Numbers of surviving adults emerging from the soil and egg populations of corn (Zea mays L.) rootworms in the soil are known to have variable spatial distributions. Studies have been conducted to examine spatial correlations between com rootworm populations, root injury, crop canopy condition, and observable soil properties, including apparent electromagnetic conductivity, pH, topography, and soil type. Interactions among these factors may exist that mediate year-to-year spatial variation in rootworm populations. Prediction of economic corn rootworm infestation usually depends on the assessment of late summer or fall ovipositing adult populations, rather than actual knowledge of oviposition distribution or within-field distribution of successfully overwintering eggs at the start of the growing season. Management of corn rootworms probably could be improved through better understanding of how spatially variable crop and edaphic factors influence spatial variability of infestations.
DOI of Published Version

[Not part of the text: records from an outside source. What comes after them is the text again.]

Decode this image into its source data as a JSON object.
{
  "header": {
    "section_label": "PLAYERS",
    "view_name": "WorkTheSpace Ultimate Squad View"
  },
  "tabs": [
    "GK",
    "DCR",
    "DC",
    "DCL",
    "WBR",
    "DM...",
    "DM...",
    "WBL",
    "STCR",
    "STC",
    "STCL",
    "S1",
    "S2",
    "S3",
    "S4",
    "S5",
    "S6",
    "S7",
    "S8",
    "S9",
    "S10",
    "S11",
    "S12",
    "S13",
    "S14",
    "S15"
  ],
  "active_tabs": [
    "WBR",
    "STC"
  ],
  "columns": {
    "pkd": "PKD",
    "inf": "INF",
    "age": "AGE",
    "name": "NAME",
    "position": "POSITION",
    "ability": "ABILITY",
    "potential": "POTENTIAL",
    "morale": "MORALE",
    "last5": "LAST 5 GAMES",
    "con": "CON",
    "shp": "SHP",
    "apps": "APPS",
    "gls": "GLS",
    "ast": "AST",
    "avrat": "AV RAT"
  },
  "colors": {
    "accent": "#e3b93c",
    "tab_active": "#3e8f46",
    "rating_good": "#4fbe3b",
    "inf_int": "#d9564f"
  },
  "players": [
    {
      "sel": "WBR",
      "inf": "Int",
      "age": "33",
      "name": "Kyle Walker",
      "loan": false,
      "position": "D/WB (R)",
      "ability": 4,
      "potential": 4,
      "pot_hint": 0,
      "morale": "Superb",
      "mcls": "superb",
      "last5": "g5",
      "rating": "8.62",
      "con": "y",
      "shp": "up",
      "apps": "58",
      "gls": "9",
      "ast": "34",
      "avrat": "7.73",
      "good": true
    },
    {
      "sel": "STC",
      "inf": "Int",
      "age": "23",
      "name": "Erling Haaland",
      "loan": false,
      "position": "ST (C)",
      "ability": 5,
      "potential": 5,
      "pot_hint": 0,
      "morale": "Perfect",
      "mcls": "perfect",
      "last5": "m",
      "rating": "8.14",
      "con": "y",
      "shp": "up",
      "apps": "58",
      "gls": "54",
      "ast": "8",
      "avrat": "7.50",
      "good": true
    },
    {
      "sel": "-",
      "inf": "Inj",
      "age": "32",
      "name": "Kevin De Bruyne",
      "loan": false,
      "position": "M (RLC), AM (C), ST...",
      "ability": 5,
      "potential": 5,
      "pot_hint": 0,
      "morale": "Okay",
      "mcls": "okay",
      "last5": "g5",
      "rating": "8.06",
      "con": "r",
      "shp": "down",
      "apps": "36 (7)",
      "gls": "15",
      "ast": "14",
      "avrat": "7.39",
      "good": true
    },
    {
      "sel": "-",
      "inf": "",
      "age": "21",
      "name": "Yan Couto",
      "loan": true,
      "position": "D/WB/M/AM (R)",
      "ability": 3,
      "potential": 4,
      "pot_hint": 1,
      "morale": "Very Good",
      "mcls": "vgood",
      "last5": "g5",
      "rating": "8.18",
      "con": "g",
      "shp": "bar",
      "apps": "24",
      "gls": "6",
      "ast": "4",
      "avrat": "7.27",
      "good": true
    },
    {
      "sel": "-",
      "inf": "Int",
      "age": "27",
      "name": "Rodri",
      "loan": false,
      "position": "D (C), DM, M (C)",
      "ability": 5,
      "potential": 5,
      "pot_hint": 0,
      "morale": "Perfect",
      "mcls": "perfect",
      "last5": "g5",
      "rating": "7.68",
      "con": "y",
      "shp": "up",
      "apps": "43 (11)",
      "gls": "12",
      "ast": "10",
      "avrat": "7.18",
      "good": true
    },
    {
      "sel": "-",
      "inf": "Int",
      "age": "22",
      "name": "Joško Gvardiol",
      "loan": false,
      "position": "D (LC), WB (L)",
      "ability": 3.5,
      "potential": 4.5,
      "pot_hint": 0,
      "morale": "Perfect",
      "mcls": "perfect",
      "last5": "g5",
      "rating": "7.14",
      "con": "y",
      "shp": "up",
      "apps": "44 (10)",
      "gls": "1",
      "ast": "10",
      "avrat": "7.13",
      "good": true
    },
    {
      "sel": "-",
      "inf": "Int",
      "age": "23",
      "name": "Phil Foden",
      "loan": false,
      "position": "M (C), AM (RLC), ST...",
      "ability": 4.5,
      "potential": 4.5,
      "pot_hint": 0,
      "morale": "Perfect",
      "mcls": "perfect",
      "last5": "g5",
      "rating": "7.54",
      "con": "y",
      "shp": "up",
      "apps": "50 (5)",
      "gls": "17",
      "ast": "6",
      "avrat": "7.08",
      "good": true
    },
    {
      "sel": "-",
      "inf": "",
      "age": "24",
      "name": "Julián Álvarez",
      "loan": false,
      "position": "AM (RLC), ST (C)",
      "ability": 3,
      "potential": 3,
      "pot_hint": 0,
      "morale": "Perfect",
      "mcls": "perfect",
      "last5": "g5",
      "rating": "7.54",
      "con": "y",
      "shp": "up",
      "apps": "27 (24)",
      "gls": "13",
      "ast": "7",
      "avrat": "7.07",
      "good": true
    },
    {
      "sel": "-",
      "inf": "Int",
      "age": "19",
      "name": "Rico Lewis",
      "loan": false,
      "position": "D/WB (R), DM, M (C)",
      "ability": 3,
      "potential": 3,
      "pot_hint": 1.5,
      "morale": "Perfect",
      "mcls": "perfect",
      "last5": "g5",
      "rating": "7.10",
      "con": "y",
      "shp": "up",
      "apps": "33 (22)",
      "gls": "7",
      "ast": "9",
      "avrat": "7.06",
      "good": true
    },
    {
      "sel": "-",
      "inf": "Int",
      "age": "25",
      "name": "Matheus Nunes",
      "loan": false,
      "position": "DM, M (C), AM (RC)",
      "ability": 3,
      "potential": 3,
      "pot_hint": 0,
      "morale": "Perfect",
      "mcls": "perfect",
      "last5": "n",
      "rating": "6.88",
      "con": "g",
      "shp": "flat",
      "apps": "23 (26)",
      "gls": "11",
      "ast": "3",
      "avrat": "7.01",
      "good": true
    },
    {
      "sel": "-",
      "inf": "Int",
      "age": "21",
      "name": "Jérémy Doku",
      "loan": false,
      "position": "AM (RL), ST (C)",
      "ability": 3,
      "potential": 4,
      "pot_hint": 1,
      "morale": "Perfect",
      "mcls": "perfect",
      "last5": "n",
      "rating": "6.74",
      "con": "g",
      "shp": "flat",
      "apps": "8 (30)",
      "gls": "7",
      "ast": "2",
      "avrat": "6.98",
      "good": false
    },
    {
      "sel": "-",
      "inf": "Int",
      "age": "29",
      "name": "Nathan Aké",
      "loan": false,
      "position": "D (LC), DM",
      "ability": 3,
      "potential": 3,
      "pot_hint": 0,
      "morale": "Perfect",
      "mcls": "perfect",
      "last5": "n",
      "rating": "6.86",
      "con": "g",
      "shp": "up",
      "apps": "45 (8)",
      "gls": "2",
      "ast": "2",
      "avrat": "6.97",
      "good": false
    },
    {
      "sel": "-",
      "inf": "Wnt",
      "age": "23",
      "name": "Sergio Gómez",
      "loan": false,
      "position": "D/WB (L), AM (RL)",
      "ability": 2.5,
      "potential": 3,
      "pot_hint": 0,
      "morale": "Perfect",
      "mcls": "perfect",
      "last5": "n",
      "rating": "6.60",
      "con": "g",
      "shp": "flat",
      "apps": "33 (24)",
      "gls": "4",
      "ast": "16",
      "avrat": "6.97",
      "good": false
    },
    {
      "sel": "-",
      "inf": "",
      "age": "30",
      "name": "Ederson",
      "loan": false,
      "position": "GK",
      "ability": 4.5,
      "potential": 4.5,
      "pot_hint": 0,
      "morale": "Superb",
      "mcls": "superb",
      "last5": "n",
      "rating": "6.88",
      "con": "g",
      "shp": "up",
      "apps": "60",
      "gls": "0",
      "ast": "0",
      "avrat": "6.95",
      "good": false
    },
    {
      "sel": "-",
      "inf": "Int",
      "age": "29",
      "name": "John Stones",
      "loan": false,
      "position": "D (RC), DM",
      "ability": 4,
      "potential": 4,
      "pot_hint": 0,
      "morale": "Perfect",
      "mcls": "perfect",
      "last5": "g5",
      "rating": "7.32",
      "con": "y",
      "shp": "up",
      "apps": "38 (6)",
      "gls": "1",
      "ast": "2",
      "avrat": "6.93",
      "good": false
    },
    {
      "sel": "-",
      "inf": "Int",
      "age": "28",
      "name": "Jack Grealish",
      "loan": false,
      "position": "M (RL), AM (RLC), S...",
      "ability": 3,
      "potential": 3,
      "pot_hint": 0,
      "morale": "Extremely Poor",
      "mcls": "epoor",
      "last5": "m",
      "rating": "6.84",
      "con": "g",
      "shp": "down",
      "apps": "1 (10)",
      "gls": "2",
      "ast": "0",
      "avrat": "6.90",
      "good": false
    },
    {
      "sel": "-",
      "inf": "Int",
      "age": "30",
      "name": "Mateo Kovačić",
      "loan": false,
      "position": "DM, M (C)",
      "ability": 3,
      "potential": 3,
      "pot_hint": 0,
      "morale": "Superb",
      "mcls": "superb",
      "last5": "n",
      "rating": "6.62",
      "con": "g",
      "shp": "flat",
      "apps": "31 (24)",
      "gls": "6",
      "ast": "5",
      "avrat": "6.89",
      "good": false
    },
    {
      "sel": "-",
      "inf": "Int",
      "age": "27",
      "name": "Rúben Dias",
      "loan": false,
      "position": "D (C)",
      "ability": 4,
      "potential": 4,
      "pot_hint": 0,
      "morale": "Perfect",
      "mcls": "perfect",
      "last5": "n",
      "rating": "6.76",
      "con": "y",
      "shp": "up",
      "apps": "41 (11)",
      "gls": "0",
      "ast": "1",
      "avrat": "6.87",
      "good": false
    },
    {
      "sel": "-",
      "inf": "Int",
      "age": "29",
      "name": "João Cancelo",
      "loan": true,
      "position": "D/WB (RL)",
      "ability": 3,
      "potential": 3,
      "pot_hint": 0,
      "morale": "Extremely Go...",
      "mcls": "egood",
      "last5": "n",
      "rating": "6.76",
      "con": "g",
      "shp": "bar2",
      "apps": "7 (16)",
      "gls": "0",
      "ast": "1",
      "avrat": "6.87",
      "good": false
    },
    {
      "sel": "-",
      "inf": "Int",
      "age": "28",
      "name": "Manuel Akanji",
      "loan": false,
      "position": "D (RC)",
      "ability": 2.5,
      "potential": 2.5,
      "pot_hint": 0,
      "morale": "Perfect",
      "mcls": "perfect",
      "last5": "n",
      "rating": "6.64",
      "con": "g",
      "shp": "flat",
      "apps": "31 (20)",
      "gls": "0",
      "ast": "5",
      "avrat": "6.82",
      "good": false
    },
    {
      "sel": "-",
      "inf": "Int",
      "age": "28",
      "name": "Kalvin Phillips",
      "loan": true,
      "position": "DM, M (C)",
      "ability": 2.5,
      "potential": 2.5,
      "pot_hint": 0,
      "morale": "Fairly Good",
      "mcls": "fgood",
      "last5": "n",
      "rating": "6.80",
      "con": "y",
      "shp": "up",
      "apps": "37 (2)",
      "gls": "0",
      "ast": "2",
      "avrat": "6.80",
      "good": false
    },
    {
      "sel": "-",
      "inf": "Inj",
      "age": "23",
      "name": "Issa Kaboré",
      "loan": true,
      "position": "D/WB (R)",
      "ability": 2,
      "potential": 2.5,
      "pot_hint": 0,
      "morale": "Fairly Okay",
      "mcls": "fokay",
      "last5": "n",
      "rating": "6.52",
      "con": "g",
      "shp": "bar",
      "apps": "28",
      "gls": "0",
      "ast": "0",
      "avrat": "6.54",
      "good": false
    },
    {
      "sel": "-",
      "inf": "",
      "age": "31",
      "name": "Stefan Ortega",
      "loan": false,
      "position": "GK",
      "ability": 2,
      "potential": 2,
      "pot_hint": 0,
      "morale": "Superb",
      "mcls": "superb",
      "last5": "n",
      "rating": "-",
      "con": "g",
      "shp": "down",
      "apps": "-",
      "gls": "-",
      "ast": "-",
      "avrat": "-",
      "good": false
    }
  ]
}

Ellsbury, M.M.; Woodson, W. D.; Malo, D. D.; Clay, D. E.; Carlson, C. G.; and Clay, S. A., "Spatial Variability in Corn Rootworm Distribution in Relation to Spatially Variable Soil Factors and Crop Condition" (1999). Agronomy, Horticulture and Plant Science Faculty Publications. 225.